*PROBLEM*: Here is a listing. Reproduce it exactly.

*DATA*:
═══
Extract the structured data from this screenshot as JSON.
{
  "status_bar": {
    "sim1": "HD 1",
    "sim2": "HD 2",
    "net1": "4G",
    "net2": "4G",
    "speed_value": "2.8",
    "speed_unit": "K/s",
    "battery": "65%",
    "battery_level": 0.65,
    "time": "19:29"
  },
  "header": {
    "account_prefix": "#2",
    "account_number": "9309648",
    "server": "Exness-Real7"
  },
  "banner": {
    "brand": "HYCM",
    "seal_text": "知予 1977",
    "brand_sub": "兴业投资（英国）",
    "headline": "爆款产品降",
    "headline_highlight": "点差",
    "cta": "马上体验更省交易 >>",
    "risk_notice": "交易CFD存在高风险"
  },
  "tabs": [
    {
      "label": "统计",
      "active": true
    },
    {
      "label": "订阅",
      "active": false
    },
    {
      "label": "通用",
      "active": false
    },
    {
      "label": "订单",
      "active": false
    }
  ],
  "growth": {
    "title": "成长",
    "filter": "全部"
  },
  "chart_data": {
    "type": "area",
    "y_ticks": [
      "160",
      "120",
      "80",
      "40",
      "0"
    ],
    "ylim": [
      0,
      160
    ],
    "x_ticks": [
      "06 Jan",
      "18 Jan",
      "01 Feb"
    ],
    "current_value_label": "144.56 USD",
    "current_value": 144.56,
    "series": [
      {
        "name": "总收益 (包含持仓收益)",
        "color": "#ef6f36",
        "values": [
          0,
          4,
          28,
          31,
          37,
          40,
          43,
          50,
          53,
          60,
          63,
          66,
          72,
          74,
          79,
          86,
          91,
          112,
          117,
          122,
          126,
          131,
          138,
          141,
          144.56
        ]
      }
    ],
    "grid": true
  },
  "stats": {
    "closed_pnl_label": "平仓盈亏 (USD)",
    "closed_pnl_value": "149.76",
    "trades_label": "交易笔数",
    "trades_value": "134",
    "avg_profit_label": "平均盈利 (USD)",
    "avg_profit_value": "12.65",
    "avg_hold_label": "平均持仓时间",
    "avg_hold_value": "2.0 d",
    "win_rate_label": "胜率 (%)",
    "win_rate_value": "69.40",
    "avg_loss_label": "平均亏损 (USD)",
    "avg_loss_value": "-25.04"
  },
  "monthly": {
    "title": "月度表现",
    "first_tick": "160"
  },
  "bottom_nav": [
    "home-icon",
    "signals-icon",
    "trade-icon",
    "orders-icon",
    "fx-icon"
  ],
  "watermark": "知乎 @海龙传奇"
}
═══
*TASK RESULT*:
Extract the structured data from this screenshot as JSON.
{
  "status_bar": {
    "sim1": "HD 1",
    "sim2": "HD 2",
    "net1": "4G",
    "net2": "4G",
    "speed_value": "2.8",
    "speed_unit": "K/s",
    "battery": "65%",
    "battery_level": 0.65,
    "time": "19:29"
  },
  "header": {
    "account_prefix": "#2",
    "account_number": "9309648",
    "server": "Exness-Real7"
  },
  "banner": {
    "brand": "HYCM",
    "seal_text": "知予 1977",
    "brand_sub": "兴业投资（英国）",
    "headline": "爆款产品降",
    "headline_highlight": "点差",
    "cta": "马上体验更省交易 >>",
    "risk_notice": "交易CFD存在高风险"
  },
  "tabs": [
    {
      "label": "统计",
      "active": true
    },
    {
      "label": "订阅",
      "active": false
    },
    {
      "label": "通用",
      "active": false
    },
    {
      "label": "订单",
      "active": false
    }
  ],
  "growth": {
    "title": "成长",
    "filter": "全部"
  },
  "chart_data": {
    "type": "area",
    "y_ticks": [
      "160",
      "120",
      "80",
      "40",
      "0"
    ],
    "ylim": [
      0,
      160
    ],
    "x_ticks": [
      "06 Jan",
      "18 Jan",
      "01 Feb"
    ],
    "current_value_label": "144.56 USD",
    "current_value": 144.56,
    "series": [
      {
        "name": "总收益 (包含持仓收益)",
        "color": "#ef6f36",
        "values": [
          0,
          4,
          28,
          31,
          37,
          40,
          43,
          50,
          53,
          60,
          63,
          66,
          72,
          74,
          79,
          86,
          91,
          112,
          117,
          122,
          126,
          131,
          138,
          141,
          144.56
        ]
      }
    ],
    "grid": true
  },
  "stats": {
    "closed_pnl_label": "平仓盈亏 (USD)",
    "closed_pnl_value": "149.76",
    "trades_label": "交易笔数",
    "trades_value": "134",
    "avg_profit_label": "平均盈利 (USD)",
    "avg_profit_value": "12.65",
    "avg_hold_label": "平均持仓时间",
    "avg_hold_value": "2.0 d",
    "win_rate_label": "胜率 (%)",
    "win_rate_value": "69.40",
    "avg_loss_label": "平均亏损 (USD)",
    "avg_loss_value": "-25.04"
  },
  "monthly": {
    "title": "月度表现",
    "first_tick": "160"
  },
  "bottom_nav": [
    "home-icon",
    "signals-icon",
    "trade-icon",
    "orders-icon",
    "fx-icon"
  ],
  "watermark": "知乎 @海龙传奇"
}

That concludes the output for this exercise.